The use of lecithin or supplemental phospholipids and their effects on cardiac health have been extensively studied, showing highly beneficial effects on blood lipid profiles by significantly lowering LDL and raising HDL.
Phospholipids are especially crucial to the health of brain cell membranes and neurotransmitters. Phosphatidylcholine, phosphatidylethanolamine, phosphatidylserine, phosphatidylinositol and sphingomyelin represent the five most abundant phospholipids of brain cell membranes, and they are all present in lecithin. The terms “lecithin” and “phosphatidylcholine” are often used interchangeably because phosphatidylcholine is usually the most abundant phospholipid that lecithin contains. Phosphatidylcholine (PC) is the main phospholipid molecule in cell membranes and necessary for continuing growth, maintenance, and repair of each cell.
Dietary PC is our main source of choline, another essential nutrient we need every day. Among other things, choline is the precursor molecule for the neurotransmitter acetylcholine, one of the most abundant neurotransmitters in the human body and involved in many brain functions, including cognition, memory and muscle control.

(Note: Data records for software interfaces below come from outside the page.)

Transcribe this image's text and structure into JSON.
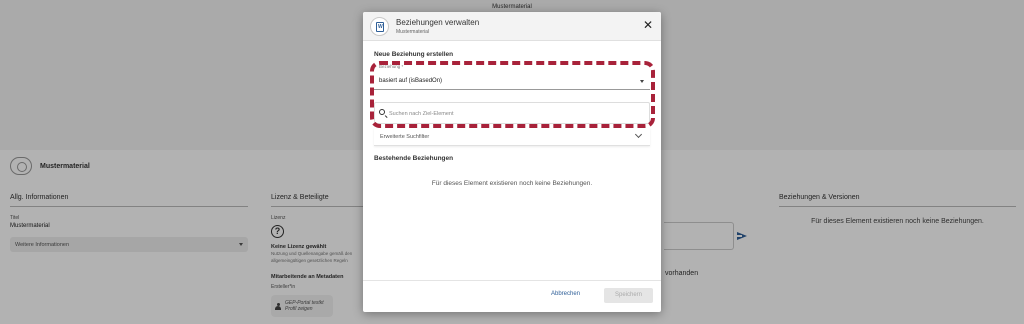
{
  "background": {
    "top_title": "Mustermaterial",
    "header_title": "Mustermaterial",
    "col1": {
      "title": "Allg. Informationen",
      "field_label": "Titel",
      "field_value": "Mustermaterial",
      "more_label": "Weitere Informationen"
    },
    "col2": {
      "title": "Lizenz & Beteiligte",
      "license_label": "Lizenz",
      "license_head": "Keine Lizenz gewählt",
      "license_text_1": "Nutzung und Quellenangabe gemäß den",
      "license_text_2": "allgemeingültigen gesetzlichen Regeln",
      "contributors_head": "Mitarbeitende an Metadaten",
      "role": "Ersteller*in",
      "profile_line1": "GEP-Portal testkt",
      "profile_line2": "Profil zeigen"
    },
    "col3": {
      "status_text": "vorhanden"
    },
    "col4": {
      "title": "Beziehungen & Versionen",
      "empty_message": "Für dieses Element existieren noch keine Beziehungen."
    }
  },
  "dialog": {
    "title": "Beziehungen verwalten",
    "subtitle": "Mustermaterial",
    "close_symbol": "✕",
    "new_section_title": "Neue Beziehung erstellen",
    "relation_field_label": "Beziehung *",
    "relation_value": "basiert auf (isBasedOn)",
    "search_placeholder": "Suchen nach Ziel-Element",
    "advanced_filter_label": "Erweiterte Suchfilter",
    "existing_section_title": "Bestehende Beziehungen",
    "empty_message": "Für dieses Element existieren noch keine Beziehungen.",
    "cancel_label": "Abbrechen",
    "save_label": "Speichern",
    "highlight_color": "#a8223a",
    "accent_color": "#2f5f98"
  }
}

Dietary intake of choline ranges from 300 to 900 mg a day, but our actual daily intake needs are still unknown. In addition to PC, lecithin contains phosphatidylserine (PS), which has specialized importance in the function of brain and neural cells. PS is able to revitalize memory, learning, concentration and even vocabulary skills—all those functions which can decrease with age.1
Gastrointestinal Tract Protection
Phosphatidylcholine, the major lipid in the protective mucus layer of the gastrointestinal tract, has been shown to exert an anti-inflammatory effect. Studies have shown that PC has an intrinsic anti-inflammatory property with beneficial effects for ulcerative colitis as well as providing protection against drugs like NSAIDS, which are harmful to the entire GI tract.
PC is also vital for normal liver function. Research indicates one of PC’s most beneficial roles is in the prevention and treatment of various forms of liver disease and toxicity, protecting liver cells from viral damage, reducing fibrosis and preventing cell death from drugs, alcohol and other chemical toxins.  We also know that choline deficiency can result in the development of hepatic steatosis or non-alcoholic fatty liver disease and that choline supplementation reverses this condition.
Currently, standard soy, non-GMO soy and sunflower lecithins are all readily available as sources for dietary phospholipid supplements. Ensuring a steady supply of phospholipids through diet and/or supplementation has been shown to be beneficial in preventing and improving many health conditions as it helps to maintain a vast array of normal physiological processes.
 D. Küllenberg,L.Taylor,M.Schneider,U.Massing. Health effects of dietary phospholipids. Lipids Health Dis. 2012; 11: 3.PMCID: PMC3316137.Published online 2012 Jan 5. doi: 10.1186/1476-511X-11-https://www.ncbi.nlm.nih.gov/pmc/articles/PMC3316137/
 Treede I et al. TNF-alpha-induced up-regulation of pro-inflammatory cytokines is reduced by phosphatidylcholine in intestinal epithelial cells. BMC Gastroenterol. 2009 Jul 13;9:53. doi: 10.1186/1471-230X-9-53.https://www.ncbi.nlm.nih.gov/pubmed/6278902
 Chirkin AA et al. Effect of polyunsaturated phosphatidyl-choline on lipid transport system in alcoholic liver injury. Addict Biol. 1998 Jan;3(1):65-70. doi: 10.1080/13556219872353
 Jenkins PJ, Portmann BP, Eddleston AL, Williams R. Use of polyunsaturated phosphatidyl choline in HBsAg negative chronic active hepatitis: results of prospective double-blind controlled trial. Liver. 1982 Jun;2(2):77-81.
 Sherriff J, O’Sullivan T, Properzi C, Oddo JL, Adams L. Choline, Its Potential Role in Nonalcoholic Fatty Liver Disease, and the Case for Human and Bacterial Genes. Adv Nutr. 2016 Jan; 7(1): 5–13. https://www.ncbi.nlm.nih.gov/pmc/articles/PMC4717871/